Another buteo, the broad-winged hawk, to the delight of many, makes snakes one of its favored preys. Their hunting tactic of perching on tree limbs along old logging roads, dirt roads, or utility line rights of way helps them locate these reptiles when they get into the open.
“Broadies” drop off their perches to snag an unsuspecting snake, chipmunk or other small mammal there. The anatomy of “broadies,” with short, broad wings, helps dictate their prey choices.
In contrast, falcons, with short, rather pointed and powerful wings are designed for speed. This enables peregrine falcons to pursue ducks, or city pigeons, thus birds make up almost all of their prey. Merlins, somewhat smaller versions of the peregrines, also make smaller birds their choice.
However, quite surprisingly, the kestrel, a local nesting falcon, has a more unusual diet. Even though this falcon, designed for fast flight, chooses less mobile prey. Grasshoppers, cicadas, katydids and dragon flies are summer food items for them.
They, much like a broad-winged hawk, drop from a perch to snatch a prey item. The kestrels also will hover over a field and then drop down to snatch up meadow voles (mice) that make the mistake of moving out of their grassy home for a second too long.
Much to the disdain backyard birders, the accipiters are the bird-eating hawks. Goshawks, the largest and deeper forest accipiters, eat grouse, blue jays, and even crows or small owls.
The Cooper’s hawk, the most common accipiter in winter loves the feeder-sized birds. Mourning doves are a favorite, but juncos, chickadees or sparrows will be taken. Please note that our ever-growing starling population would be much bigger if coopers or the smaller sharp-shinned hawks didn’t “take” a good number of them.
The other raptors common in our area are vultures. They are the scavengers helping to “clean up” the roadkills and natural deaths in nature.

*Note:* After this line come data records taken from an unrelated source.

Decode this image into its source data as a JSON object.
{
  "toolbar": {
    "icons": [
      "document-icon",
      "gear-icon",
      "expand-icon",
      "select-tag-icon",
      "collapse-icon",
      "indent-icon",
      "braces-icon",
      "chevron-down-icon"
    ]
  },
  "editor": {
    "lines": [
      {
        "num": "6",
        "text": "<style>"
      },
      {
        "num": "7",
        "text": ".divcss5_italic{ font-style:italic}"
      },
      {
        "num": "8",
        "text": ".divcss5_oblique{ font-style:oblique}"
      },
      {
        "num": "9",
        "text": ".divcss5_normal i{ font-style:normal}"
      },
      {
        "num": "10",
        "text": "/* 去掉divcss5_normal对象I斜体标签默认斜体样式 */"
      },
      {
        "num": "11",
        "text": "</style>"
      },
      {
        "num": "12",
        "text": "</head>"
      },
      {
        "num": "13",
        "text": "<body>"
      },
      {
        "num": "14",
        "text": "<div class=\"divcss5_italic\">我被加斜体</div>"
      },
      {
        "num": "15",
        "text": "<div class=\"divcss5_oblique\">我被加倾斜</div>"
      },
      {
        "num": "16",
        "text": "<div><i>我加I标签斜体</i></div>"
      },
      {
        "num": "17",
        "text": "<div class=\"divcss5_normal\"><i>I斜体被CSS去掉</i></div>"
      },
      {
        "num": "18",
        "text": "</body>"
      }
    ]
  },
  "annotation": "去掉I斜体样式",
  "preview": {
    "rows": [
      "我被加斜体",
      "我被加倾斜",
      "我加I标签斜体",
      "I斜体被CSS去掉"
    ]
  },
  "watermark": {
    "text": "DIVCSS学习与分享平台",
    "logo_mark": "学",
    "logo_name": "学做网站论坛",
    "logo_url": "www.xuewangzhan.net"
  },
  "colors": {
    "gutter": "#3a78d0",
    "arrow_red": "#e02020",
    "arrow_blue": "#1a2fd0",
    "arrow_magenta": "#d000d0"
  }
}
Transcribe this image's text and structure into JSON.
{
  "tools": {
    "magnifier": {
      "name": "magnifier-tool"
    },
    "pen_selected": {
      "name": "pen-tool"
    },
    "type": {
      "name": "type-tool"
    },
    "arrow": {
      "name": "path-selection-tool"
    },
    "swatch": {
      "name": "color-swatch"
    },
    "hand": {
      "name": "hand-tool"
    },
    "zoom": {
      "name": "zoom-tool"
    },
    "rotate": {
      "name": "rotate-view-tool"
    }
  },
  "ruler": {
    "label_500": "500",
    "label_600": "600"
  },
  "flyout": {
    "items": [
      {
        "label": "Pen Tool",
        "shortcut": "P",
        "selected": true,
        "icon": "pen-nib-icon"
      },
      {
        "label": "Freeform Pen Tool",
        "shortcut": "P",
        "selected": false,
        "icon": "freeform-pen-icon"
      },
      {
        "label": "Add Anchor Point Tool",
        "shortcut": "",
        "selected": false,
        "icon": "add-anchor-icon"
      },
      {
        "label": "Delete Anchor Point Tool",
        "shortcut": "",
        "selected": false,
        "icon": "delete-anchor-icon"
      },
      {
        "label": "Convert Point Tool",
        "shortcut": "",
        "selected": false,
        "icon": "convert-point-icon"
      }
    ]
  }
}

More accounts have been noted where black vultures have actually been seen separating a lamb or young calf from their mothers to kill them.
They become very opportunistic by eating whatever prey may be easy to catch and eat.
Test your outdoor knowledge: Which of these is a Corvid? (in the crow family) A. raven, B. blue jay, C. fish crow, D. all of these.
Last week’s trivia answer: The sandhill crane will visit the Times News region and now has starting nesting in our state, too.
Contact Barry Reed at email@example.com.